Problem details =
Which of the lines below contain the string "description"? Pull each one out of the data.

Records for this task =

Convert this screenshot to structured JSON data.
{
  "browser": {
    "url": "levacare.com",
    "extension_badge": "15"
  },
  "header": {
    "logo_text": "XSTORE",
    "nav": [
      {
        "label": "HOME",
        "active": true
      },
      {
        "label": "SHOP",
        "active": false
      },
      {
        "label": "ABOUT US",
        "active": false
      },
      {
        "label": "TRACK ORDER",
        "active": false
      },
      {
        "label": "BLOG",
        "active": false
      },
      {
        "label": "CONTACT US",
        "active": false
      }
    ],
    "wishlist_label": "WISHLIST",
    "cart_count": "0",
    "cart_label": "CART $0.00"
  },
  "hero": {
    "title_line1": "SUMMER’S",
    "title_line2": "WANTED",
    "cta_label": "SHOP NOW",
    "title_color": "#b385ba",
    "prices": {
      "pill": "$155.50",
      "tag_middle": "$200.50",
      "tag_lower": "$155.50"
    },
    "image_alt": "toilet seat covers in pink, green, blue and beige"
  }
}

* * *

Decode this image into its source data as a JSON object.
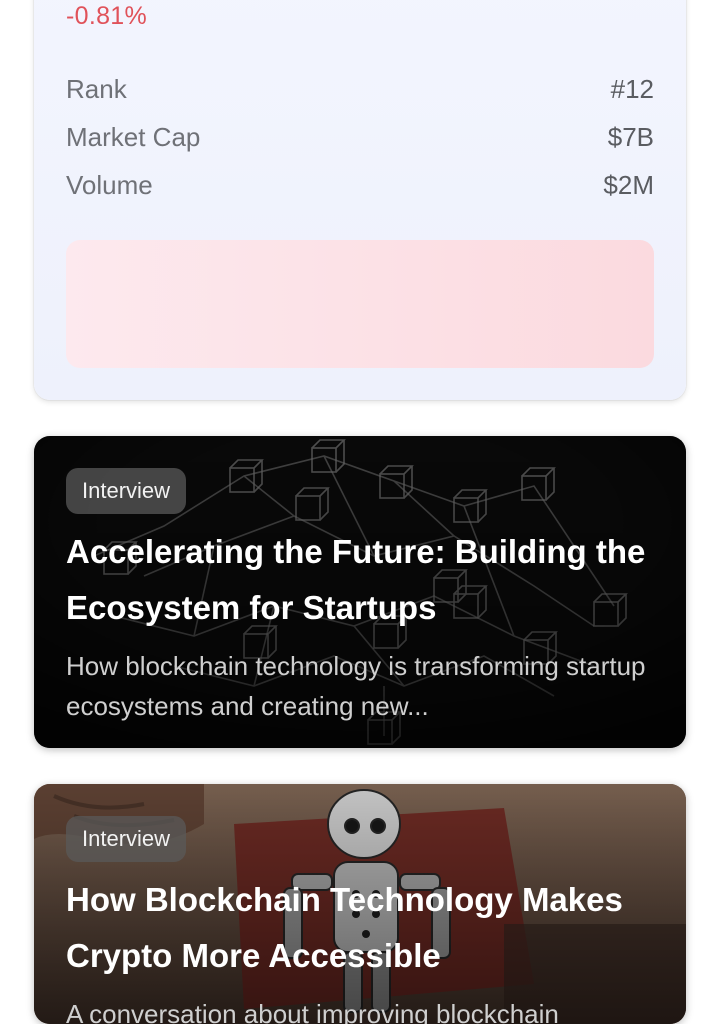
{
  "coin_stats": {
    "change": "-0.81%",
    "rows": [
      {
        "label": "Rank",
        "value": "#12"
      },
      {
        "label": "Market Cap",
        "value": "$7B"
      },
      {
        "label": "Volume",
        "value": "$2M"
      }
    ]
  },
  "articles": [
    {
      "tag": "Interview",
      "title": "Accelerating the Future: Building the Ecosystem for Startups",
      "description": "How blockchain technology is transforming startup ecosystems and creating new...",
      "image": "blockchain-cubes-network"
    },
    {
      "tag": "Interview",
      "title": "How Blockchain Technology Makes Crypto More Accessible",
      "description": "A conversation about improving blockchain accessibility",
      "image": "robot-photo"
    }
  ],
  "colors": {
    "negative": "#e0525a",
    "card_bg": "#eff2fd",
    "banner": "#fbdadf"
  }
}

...

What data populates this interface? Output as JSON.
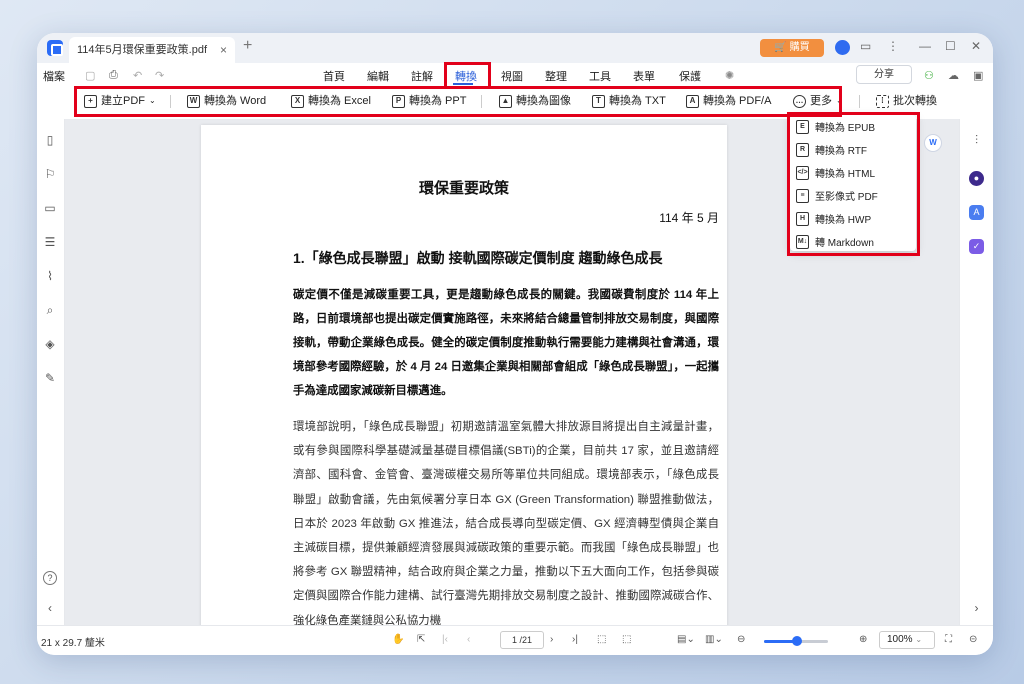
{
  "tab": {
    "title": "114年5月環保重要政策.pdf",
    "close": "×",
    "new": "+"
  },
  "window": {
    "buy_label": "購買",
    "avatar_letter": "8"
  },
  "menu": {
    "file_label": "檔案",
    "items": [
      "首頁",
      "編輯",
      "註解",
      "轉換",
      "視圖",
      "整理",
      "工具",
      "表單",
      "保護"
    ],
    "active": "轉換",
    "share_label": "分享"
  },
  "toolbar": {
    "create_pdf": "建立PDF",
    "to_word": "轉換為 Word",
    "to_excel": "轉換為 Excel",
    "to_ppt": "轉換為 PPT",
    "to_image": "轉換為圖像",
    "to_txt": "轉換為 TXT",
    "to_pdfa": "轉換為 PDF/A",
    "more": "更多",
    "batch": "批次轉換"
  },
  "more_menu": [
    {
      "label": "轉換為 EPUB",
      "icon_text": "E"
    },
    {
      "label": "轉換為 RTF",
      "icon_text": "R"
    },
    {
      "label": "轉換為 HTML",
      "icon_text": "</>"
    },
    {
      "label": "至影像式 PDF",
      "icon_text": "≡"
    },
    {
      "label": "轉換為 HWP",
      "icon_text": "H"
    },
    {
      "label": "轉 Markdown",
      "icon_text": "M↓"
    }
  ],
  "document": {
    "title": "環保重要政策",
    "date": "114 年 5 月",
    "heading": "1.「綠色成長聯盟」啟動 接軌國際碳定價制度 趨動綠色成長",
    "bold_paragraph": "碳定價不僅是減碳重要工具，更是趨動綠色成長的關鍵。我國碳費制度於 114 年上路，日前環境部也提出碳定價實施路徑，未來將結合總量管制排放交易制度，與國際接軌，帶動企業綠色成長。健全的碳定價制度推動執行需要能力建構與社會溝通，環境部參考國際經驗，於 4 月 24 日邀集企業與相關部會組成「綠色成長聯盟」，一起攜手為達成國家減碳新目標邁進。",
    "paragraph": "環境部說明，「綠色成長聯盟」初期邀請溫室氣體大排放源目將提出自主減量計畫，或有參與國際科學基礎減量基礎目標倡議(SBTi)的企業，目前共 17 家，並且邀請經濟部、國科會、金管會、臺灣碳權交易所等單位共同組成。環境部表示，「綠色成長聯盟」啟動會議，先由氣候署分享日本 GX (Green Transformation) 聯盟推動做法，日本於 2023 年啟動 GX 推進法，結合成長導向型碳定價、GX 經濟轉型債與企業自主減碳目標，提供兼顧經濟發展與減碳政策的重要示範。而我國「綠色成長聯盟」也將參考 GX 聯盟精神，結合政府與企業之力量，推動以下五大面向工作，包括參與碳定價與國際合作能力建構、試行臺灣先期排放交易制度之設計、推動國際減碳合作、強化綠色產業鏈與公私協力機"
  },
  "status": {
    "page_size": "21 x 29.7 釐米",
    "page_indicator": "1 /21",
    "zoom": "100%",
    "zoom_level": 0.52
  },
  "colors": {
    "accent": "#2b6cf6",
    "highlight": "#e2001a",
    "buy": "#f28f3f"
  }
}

Written answer =
      "description": "How blockchain technology is transforming startup ecosystems and creating new...",
      "description": "A conversation about improving blockchain accessibility",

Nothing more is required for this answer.